> _PROBLEM TO SOLVE_
From the entries, copy out every line in which the word "this" is found.

> _PROVIDED ENTRIES_
———

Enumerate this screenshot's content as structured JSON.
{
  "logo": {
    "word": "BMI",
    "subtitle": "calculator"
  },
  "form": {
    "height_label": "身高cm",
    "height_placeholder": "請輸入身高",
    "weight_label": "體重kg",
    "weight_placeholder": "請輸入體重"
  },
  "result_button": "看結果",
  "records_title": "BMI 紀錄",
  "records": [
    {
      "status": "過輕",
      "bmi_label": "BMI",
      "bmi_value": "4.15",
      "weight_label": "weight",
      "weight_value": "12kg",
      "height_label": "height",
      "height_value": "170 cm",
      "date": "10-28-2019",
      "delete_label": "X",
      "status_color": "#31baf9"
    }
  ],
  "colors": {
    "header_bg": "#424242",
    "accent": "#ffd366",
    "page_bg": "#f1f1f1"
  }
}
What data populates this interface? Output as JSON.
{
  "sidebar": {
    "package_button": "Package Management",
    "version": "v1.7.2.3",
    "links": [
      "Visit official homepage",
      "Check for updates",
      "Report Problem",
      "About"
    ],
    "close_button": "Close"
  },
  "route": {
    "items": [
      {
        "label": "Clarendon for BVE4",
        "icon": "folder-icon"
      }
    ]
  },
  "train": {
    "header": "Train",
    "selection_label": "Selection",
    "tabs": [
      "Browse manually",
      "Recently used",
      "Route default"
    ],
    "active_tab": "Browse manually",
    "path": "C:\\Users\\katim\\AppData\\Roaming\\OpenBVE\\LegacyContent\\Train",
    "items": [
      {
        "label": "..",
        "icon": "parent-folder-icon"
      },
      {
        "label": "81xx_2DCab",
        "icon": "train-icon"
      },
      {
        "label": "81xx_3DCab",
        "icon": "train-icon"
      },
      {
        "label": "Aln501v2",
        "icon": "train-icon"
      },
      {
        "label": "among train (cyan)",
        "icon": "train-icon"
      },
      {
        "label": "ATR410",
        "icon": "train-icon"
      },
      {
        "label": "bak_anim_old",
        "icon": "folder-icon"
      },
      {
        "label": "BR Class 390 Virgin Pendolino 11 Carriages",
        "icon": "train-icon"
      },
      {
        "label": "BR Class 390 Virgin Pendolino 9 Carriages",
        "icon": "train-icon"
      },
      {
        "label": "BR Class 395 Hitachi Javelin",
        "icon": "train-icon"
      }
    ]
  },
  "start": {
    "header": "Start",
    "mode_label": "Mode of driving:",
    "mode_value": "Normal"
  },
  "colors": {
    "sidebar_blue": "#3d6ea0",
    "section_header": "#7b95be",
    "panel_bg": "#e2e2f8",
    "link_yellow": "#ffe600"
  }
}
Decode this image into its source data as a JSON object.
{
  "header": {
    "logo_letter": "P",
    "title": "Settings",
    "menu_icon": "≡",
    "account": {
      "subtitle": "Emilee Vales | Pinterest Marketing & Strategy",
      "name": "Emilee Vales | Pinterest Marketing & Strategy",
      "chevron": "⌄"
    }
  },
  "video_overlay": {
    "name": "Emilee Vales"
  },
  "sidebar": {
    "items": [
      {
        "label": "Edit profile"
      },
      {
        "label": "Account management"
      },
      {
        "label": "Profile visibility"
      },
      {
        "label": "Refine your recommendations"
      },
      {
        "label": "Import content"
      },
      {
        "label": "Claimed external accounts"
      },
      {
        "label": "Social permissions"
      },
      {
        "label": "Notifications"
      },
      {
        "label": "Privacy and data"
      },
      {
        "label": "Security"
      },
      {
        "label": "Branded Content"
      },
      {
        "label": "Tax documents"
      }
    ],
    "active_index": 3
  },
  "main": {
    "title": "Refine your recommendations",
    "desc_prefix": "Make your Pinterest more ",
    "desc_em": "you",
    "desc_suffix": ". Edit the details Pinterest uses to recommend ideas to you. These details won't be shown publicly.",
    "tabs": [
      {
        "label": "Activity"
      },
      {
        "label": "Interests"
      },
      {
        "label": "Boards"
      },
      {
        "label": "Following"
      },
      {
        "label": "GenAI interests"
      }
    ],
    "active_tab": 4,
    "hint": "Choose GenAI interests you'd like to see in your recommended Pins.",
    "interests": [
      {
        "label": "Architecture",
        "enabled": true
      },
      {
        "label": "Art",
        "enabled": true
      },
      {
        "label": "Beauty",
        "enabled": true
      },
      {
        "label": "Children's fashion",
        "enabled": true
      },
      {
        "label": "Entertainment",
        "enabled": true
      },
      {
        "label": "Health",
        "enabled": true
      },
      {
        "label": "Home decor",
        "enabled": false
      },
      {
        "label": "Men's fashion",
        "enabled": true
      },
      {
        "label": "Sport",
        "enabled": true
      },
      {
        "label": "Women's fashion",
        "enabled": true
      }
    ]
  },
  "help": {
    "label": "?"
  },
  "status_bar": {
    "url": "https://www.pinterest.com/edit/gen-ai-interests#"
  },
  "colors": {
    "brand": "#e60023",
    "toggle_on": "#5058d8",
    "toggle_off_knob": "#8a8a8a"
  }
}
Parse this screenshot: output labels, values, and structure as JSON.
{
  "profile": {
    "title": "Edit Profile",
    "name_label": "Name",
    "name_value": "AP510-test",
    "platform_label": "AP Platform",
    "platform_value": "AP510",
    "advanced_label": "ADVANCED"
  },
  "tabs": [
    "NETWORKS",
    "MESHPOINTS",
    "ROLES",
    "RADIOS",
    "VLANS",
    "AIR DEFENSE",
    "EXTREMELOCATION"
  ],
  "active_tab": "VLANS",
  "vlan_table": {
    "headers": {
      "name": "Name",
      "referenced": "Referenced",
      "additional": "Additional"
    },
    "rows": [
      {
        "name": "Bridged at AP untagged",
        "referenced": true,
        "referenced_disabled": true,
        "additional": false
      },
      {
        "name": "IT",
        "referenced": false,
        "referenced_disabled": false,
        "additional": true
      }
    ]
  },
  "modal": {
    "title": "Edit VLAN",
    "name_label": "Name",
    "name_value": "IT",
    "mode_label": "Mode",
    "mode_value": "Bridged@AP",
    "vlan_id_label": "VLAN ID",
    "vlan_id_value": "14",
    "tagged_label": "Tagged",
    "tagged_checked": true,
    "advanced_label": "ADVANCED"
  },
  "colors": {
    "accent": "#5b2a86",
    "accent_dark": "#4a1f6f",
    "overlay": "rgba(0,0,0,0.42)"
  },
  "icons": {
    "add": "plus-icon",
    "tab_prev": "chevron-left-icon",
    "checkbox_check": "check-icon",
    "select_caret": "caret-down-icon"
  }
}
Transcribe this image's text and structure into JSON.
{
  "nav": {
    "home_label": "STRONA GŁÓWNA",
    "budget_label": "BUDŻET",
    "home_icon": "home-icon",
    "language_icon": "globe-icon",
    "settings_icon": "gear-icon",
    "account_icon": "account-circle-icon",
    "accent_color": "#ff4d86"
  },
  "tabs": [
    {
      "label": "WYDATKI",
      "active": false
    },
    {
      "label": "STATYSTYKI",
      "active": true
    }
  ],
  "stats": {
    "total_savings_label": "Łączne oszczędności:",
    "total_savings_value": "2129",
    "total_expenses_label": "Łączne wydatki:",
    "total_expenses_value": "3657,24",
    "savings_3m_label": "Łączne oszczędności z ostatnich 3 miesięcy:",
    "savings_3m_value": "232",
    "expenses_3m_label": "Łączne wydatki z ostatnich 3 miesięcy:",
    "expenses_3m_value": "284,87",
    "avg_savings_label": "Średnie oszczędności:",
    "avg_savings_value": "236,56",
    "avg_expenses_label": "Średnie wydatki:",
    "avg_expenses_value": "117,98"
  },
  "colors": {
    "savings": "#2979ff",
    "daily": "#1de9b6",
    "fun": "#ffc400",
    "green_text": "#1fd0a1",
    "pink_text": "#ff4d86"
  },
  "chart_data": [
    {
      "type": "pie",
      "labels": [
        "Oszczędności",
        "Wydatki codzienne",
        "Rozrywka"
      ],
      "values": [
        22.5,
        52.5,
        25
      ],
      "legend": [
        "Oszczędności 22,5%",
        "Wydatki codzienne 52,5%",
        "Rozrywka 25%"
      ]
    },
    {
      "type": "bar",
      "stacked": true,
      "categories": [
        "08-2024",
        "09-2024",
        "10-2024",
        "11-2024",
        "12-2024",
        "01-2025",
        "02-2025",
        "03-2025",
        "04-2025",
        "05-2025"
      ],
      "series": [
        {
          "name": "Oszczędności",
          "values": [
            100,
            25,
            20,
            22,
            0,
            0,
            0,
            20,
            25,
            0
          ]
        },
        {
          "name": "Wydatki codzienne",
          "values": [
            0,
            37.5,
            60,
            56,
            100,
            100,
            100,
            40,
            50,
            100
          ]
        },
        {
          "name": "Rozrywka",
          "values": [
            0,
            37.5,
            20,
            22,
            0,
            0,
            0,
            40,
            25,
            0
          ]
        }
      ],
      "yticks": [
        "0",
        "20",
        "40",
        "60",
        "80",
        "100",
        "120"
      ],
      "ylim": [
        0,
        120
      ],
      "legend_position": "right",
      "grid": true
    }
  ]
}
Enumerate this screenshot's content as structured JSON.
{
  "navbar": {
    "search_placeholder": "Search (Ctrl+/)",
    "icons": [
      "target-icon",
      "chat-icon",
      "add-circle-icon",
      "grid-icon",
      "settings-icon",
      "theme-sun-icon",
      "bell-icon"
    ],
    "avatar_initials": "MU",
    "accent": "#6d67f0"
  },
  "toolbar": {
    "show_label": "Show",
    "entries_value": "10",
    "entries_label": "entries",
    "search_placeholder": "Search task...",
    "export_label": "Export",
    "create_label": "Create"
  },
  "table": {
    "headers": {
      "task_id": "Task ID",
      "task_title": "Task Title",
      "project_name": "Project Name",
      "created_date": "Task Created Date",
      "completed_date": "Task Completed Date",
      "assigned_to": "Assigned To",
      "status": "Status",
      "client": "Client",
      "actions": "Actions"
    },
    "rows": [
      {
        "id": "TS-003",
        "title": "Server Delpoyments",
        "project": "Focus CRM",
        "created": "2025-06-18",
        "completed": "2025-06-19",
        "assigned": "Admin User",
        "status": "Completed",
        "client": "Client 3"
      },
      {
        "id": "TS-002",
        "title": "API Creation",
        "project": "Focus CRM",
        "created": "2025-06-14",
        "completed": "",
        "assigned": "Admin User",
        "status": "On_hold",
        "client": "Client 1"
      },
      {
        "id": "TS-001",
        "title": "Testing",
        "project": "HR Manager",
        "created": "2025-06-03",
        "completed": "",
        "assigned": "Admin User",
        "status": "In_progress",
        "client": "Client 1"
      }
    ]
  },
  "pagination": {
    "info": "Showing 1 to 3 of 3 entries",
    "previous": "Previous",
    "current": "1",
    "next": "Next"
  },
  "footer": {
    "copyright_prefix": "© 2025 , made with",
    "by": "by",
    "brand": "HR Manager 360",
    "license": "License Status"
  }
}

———

> _RESPONSE_
Enumerate this screenshot's content as structured JSON.
What data populates this interface? Output as JSON.
Decode this image into its source data as a JSON object.
Parse this screenshot: output labels, values, and structure as JSON.
Transcribe this image's text and structure into JSON.
Enumerate this screenshot's content as structured JSON.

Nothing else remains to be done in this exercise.